The fight to save historic Lowell began as a grassroots effort. One of the activist leaders of the effort was Patrick Mogan, then Assistant Superintendent of the Lowell Public Schools, who pushed for creative alternatives to urban renewal.
In 1966, Mogan and a group of civic leaders obtained funding through President Johnson’s Model Cities program. Their project combined preservation and education in the historic Acre neighborhood. Mogan led the education part of the project. They scaled up their plans to encompass more of the city. Mogan and his allies referred to their ideas as the “City as a Classroom,” and the area as an “Urban Cultural Park.”
In 1970 the U.S. Department of the Interior announced plans to create fourteen new parks near urban areas. This seemed like a perfect opportunity for Mogan’s vision to be realized. Initially, National Park Service officials did not believe enough sound historic structures survived in Lowell to warrant National Park status. In 1974 Paul Tsongas won a seat in Congress and was determined to keep up the fight. In 1975 Congress established the “Lowell Historic Canal District Commission” to investigate the viability of a historical park in Lowell.

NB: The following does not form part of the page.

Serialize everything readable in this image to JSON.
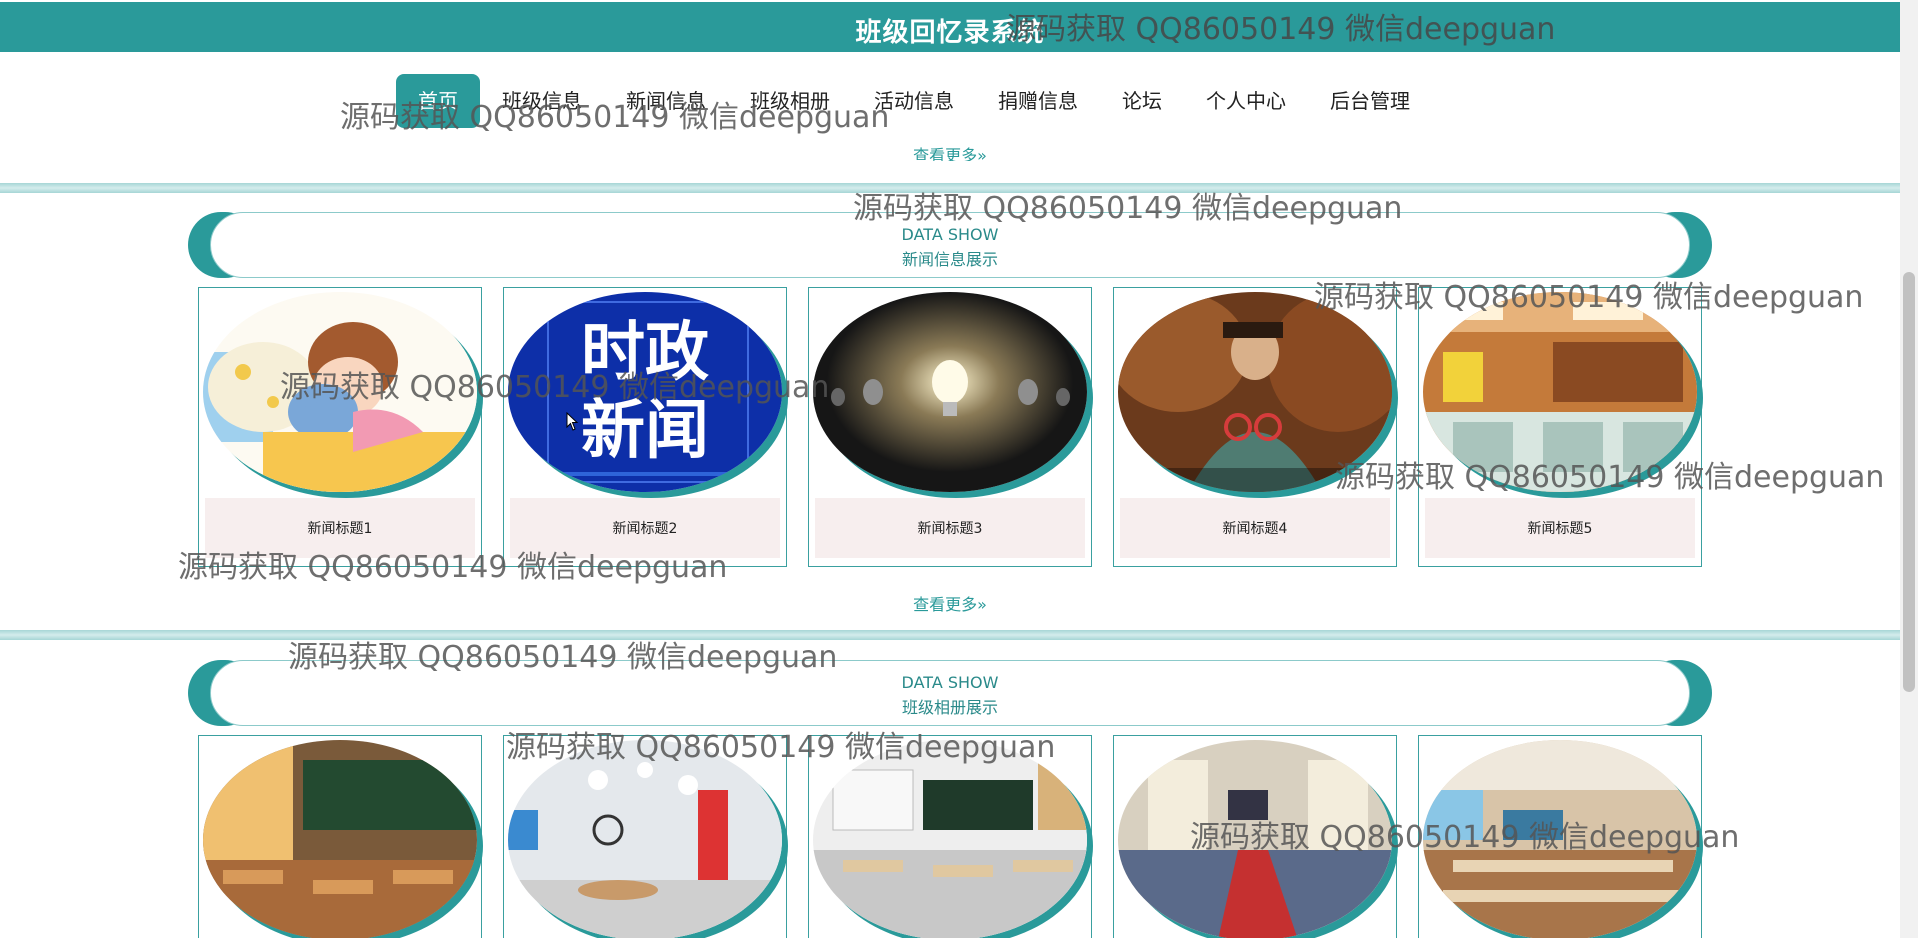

With the 1978 legislation introduced by Paul Tsongas, Congress created a new park to be managed by the National Park Service. Based on the report of the Historic Canal District Commission, the bill also established the Lowell Historic Preservation Commission to supervise a downtown “Preservation District” for a finite period of time. The Commission continued until 1995. The park now sits in the heart of the Preservation District.
With the establishment of the park and the commission, Lowell’s activists and civic leaders had achieved their immediate goal and began the long process of turning their vision into a reality.
Last updated: August 16, 2019